Maybe you're scheduling a business trip, or perhaps you're planning to squeeze in a few hours of work before bed. Either way, you'll need your important documents and files with you in order to stay productive after you leave the office. But how do you access the files you need when they're stored on your office PC?
There are plenty of ways to ensure that your documents remain accessible from anywhere, but not every answer is right for every situation. Whether you're downloading your data remotely, or packing up your hardware to take it with you, there are pros and cons to each solution. Read on for four ways to take your business files with you, wherever you're going.
1. Take your workstation with you
The most obvious answer is to pack up your work computer and take it with you. This simple solution has plenty of upsides. It requires no initial setup or file-syncing schemes; just turn on your computer and get to work. And because you work on it every day, your office PC is already configured for maximum productivity. This is a solution that requires no tinkering and no compromises, but unless you work on a thin, light laptop, it might not be feasible; a bulky laptop may be too large or heavy for frequent commutes. And if you work on a desktop PC, this solution is almost out of the question.

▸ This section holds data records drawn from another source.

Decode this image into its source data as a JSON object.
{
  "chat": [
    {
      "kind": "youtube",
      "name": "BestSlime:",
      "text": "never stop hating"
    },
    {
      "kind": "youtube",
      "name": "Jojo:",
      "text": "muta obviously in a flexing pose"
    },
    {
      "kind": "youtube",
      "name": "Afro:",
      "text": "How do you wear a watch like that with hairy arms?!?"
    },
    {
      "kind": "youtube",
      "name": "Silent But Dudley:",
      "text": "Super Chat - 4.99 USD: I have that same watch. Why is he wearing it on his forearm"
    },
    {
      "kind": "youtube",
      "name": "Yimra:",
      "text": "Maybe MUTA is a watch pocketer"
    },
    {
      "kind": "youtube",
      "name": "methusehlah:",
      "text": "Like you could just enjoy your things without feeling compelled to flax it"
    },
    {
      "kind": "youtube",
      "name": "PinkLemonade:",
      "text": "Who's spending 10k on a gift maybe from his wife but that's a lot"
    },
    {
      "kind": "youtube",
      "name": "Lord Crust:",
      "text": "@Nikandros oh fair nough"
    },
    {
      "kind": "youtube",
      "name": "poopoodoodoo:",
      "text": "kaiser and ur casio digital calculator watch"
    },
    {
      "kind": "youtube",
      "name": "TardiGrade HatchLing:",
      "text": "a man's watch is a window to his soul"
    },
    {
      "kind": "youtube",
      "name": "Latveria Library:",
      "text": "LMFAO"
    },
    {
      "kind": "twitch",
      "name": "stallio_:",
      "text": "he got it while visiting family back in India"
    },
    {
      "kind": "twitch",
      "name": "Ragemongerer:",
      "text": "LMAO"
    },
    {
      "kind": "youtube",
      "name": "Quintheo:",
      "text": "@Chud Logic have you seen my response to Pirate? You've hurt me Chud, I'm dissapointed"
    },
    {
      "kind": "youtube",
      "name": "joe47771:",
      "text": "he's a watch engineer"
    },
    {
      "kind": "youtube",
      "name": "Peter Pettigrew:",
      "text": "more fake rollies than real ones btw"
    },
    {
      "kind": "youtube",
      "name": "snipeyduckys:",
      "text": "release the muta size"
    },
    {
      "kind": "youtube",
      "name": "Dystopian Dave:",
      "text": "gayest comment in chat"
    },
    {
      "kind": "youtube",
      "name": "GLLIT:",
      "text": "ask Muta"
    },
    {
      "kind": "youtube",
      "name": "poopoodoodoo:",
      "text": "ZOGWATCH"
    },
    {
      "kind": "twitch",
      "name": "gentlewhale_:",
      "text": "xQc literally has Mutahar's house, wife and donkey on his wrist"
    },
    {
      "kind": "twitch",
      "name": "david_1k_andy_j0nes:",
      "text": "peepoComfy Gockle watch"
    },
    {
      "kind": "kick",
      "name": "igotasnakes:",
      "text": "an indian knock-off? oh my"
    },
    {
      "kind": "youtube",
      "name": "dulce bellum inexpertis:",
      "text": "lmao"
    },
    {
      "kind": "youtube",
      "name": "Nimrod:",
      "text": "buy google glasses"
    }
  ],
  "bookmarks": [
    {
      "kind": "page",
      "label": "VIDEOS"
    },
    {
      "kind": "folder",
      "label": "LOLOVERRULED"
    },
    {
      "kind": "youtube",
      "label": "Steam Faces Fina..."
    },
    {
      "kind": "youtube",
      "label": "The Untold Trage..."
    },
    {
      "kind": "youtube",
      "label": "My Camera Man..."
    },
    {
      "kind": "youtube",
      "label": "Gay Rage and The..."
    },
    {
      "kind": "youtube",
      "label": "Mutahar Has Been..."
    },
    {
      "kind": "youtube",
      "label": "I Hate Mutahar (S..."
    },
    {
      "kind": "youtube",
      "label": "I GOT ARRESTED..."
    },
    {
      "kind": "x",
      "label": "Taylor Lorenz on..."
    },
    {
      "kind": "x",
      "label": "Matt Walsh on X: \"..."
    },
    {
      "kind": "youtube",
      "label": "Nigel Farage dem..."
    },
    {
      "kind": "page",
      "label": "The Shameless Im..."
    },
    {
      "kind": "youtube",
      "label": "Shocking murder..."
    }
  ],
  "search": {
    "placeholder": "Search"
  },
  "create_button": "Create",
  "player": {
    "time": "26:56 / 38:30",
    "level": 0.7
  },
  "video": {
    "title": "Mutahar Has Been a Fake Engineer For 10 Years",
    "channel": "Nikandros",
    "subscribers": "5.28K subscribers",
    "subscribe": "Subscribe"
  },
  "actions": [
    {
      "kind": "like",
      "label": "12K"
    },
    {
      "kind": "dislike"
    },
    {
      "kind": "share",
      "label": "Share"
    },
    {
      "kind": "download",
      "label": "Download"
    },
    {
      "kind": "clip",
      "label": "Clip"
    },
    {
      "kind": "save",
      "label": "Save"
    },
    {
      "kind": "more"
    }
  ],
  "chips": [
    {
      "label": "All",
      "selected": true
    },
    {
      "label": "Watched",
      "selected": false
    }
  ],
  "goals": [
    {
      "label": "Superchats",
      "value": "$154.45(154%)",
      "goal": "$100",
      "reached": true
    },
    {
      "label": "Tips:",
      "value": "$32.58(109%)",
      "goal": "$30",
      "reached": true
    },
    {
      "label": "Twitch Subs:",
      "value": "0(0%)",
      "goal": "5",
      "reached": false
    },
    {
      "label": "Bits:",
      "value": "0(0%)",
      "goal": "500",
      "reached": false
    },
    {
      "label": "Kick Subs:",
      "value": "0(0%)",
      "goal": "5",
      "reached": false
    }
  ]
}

Pros: No setup required, and no need to make compromises in your workflow. Packing up your work laptop means you can get right to work when you reach your destination.
Cons: Your work PC may be too big for travel, and lugging your workstation home every night is a chore.
2. Store your files in the cloud
Cloud-storage platforms such as Dropbox and iCloud let you sync your files to the Web so they're accessible from anywhere — at least as long as you have a working Internet connection. Setting up a cloud-storage system is usually as easy as designating a folder on your hard drive to act as a shared folder. All files inside that folder will be uploaded to a Web server, and can be accessed from any Internet-connected device. Better yet, any changes or edits will be synchronized across all your computers and mobile devices. That eliminates the need to juggle multiple versions of a document that you're working on. It also means you'll never have to worry about forgetting a file on your work PC. It's a simple, lightweight and dependable file-storage solution.
Pros: Set it up and never worry again. Your files and edits will be automatically synced across all your devices, and can be accessed from anywhere.
Cons: Files are only accessible when you have a working Internet connection. Files accidentally saved outside of the designated folder will not be synced. And business users who work with sensitive, private client information may not want to upload that data to the cloud.
3. Sync your files to an external hard drive
When your files are stored on an external hard drive, it's easy to take them with you when you leave the office. External hard drives are small, light and much easier to pack into your bag than an entire PC. They're affordable, too; you can buy a high-quality 1TB hard drive for less than $100. It's a good idea to store your files locally on your work PC and use your external hard drive as a backup platform; spinning hard disks can fail at any time. Simple desktop utilities, such as Microsoft's SyncToy, let you easily synchronize files between your external hard drive and desktop hard drive with just a few clicks.
Pros: Tote your files anywhere in a small, light package. Syncing your data is easy with the right software. Files are stored locally to eliminate privacy concerns, and using an external hard drive to store files doubles as a backup solution.
Cons: If you're editing files on the go, file versions can get mixed up. And external hard drives — like all spinning hard disks — sometimes fail.
4. Use remote desktop software
Why take your work PC with you when you can access your work desktop remotely? A remote desktop app works like a direct portal back to your workstation, allowing you to virtually access your entire PC desktop, including your applications and files. Setting up a remote desktop requires a bit of legwork, but it's worth it. With the right software, you can view and interact with your work desktop as if it were right in front of you. And once your remote desktop is set up, you can do more than access your documents; you can also access the desktop programs you use every day at work, even from a smartphone or tablet. Remote desktop solutions are available for almost any Web-connected Windows PC, Mac, smartphone or tablet.
Pros: Work just as you would at the office. Remote desktop clients also allow you to access private data without uploading it to a cloud server, ensuring it stays private.
Cons: Initial setup can be complicated. And in order to access your work desktop remotely, your office PC must remain running at all times.